START SOURCE INFORMATION

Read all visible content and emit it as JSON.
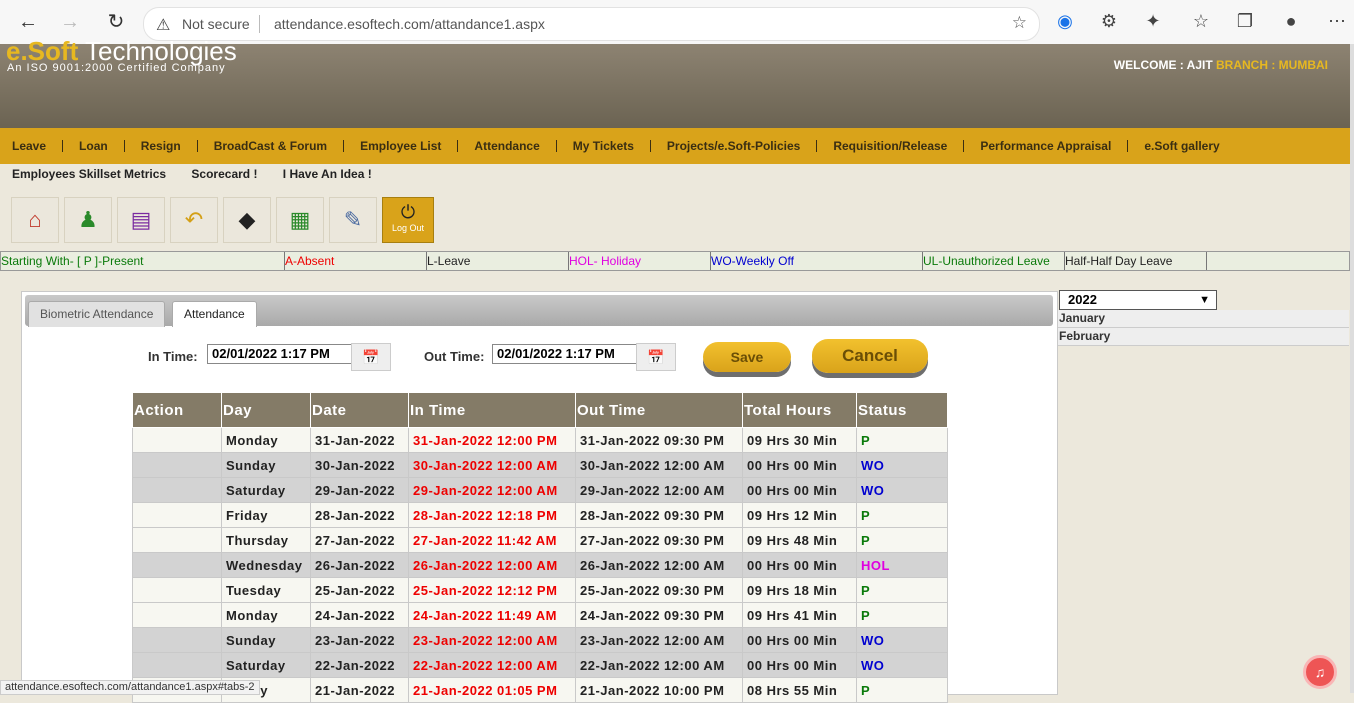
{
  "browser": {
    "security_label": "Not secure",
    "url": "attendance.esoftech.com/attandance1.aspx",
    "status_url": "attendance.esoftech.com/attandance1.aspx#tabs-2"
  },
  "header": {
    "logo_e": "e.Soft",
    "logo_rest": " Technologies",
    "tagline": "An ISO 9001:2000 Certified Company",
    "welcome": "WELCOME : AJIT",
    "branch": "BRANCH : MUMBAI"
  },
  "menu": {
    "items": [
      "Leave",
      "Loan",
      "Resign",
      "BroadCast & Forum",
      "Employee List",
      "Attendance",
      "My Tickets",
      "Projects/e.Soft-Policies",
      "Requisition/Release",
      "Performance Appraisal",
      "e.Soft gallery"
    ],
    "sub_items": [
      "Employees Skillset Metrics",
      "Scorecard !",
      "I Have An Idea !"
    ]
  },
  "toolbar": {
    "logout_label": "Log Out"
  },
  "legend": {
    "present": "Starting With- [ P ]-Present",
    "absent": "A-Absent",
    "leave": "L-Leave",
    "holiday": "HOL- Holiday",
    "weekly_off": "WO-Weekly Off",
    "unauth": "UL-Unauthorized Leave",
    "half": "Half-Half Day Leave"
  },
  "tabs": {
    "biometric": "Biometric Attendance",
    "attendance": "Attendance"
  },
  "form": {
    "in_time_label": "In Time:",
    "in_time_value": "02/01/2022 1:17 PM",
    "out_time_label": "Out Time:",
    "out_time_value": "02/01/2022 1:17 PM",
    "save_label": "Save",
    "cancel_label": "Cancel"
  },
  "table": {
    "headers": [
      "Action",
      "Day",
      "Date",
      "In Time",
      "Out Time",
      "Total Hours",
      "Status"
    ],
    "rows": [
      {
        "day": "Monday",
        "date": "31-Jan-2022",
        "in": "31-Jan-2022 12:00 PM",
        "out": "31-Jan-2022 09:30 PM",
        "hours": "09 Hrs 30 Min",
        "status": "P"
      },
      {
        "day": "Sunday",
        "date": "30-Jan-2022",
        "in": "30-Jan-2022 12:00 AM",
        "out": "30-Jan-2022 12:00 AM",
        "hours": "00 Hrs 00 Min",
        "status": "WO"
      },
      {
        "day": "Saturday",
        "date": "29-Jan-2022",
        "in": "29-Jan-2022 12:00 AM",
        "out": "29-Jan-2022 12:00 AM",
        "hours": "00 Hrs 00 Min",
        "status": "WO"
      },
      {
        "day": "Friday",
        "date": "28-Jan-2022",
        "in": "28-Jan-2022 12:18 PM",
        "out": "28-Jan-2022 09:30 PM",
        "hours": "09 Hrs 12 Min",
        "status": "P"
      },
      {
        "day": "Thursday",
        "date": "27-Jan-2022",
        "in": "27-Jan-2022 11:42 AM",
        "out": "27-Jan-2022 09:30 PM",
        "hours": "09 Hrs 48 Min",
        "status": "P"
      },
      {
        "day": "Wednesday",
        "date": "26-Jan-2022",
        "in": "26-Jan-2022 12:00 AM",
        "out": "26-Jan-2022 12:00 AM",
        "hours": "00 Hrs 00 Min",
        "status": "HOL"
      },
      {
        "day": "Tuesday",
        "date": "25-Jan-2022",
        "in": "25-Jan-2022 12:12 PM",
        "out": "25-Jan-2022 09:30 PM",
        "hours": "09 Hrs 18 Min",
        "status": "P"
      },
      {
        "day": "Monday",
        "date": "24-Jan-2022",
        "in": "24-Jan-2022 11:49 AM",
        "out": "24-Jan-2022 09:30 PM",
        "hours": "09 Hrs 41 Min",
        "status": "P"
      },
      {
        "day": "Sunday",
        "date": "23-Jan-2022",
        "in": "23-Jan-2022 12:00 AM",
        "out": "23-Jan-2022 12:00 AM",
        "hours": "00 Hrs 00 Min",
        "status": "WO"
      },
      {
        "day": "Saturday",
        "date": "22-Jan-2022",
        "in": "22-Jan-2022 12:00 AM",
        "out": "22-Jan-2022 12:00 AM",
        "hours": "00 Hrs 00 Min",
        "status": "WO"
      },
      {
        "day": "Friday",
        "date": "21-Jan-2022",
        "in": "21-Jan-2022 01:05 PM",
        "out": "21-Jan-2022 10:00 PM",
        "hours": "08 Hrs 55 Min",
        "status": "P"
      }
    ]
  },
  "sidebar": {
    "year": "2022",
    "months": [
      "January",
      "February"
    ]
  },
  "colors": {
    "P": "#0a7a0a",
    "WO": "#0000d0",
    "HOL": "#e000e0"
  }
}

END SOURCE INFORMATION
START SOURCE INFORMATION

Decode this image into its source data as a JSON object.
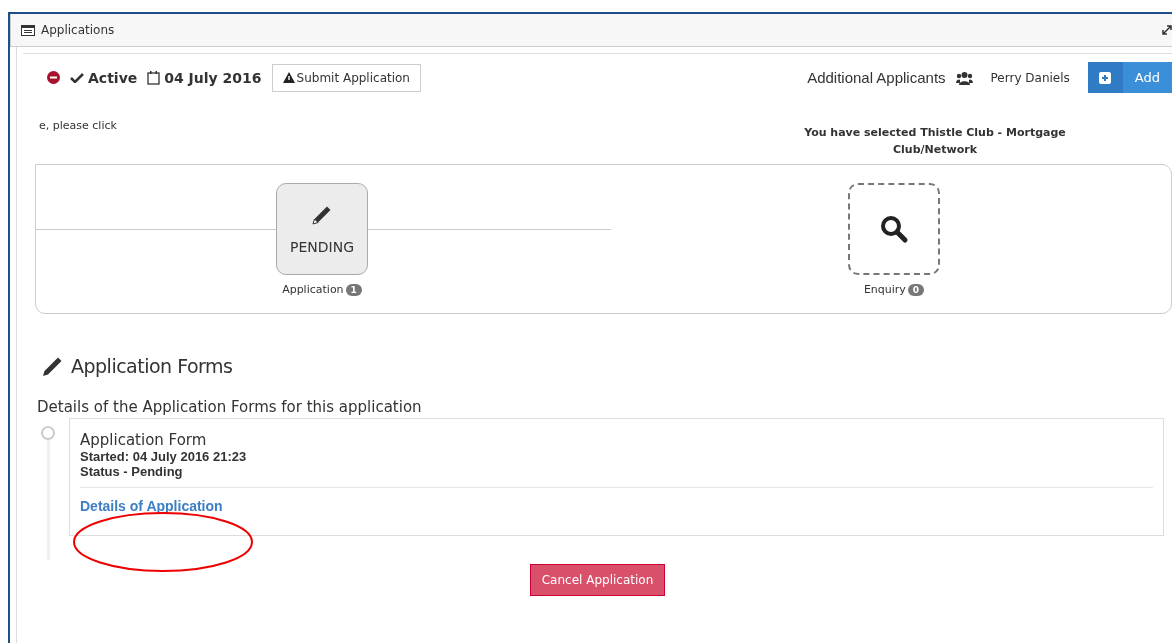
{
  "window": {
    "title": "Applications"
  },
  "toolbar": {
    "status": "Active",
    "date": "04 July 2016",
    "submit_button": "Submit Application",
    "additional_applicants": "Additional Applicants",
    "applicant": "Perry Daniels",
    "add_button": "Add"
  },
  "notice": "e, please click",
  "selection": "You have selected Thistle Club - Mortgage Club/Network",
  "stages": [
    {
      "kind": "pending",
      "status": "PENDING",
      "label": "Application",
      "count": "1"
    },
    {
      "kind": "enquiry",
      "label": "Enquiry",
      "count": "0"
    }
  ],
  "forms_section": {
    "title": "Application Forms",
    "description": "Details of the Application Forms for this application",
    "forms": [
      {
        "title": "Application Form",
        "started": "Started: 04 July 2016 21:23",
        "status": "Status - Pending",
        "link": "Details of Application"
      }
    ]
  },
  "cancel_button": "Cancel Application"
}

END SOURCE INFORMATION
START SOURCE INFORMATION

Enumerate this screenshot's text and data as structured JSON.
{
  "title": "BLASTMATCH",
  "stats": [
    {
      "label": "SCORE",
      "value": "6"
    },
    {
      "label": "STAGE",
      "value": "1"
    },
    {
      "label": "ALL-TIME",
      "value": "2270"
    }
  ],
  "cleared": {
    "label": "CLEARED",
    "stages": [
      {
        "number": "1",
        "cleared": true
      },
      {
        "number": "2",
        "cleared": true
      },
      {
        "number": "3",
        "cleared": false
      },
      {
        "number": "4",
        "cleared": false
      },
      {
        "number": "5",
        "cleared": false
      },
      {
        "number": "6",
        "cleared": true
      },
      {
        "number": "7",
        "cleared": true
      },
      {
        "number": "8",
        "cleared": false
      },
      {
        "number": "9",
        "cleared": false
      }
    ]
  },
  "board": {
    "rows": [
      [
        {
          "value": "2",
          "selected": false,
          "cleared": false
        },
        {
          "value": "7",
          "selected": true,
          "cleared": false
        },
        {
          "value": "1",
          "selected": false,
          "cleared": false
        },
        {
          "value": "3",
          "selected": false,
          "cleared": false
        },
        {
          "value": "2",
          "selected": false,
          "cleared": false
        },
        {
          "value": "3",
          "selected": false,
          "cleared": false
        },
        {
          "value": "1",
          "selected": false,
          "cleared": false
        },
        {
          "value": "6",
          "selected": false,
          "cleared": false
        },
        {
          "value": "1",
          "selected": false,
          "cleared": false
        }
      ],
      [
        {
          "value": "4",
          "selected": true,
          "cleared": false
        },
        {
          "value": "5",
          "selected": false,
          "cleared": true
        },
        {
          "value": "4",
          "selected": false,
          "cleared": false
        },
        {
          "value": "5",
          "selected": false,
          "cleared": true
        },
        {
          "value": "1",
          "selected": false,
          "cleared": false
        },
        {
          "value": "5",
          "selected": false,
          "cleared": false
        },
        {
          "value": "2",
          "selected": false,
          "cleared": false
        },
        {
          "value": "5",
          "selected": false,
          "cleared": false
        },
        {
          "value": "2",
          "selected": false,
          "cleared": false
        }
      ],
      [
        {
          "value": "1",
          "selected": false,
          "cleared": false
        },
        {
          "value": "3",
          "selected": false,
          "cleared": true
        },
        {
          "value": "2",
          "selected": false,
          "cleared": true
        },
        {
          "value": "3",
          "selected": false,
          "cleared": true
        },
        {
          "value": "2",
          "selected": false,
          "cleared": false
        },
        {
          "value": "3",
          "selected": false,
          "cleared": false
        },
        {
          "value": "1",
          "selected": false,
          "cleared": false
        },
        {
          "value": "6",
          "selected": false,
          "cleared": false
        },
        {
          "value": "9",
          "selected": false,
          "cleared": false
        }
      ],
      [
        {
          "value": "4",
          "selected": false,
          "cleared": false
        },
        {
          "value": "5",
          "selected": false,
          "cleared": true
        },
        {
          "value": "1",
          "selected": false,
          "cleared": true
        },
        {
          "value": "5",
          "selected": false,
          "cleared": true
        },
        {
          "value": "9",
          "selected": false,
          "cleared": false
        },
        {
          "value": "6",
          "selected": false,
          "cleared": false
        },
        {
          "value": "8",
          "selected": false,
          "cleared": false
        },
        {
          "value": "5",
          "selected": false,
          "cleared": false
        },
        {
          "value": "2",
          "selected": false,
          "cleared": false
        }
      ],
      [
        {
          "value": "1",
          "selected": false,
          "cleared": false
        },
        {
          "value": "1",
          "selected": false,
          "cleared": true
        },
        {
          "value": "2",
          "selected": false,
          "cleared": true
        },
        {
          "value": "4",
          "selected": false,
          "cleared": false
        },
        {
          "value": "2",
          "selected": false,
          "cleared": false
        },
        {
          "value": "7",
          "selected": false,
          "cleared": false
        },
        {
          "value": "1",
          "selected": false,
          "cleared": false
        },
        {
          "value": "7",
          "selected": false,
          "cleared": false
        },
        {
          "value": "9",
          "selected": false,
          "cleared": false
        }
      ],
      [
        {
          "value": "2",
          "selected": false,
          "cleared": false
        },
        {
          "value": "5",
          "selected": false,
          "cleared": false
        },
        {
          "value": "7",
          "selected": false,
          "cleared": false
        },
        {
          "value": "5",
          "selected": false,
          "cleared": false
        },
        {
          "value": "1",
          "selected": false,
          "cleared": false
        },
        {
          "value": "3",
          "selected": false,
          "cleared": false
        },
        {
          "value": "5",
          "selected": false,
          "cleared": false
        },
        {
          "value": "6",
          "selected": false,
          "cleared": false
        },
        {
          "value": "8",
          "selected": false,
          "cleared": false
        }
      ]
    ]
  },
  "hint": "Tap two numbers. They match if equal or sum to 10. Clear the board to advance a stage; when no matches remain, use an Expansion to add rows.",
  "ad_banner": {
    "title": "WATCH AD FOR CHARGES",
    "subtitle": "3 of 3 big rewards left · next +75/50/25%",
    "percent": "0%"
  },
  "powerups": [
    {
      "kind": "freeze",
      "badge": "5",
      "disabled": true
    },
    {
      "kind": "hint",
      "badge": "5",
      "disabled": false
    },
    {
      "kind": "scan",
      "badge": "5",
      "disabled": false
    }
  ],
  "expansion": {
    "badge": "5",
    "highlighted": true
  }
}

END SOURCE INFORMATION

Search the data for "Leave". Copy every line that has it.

      "Leave",
    "leave": "L-Leave",
    "unauth": "UL-Unauthorized Leave",
    "half": "Half-Half Day Leave"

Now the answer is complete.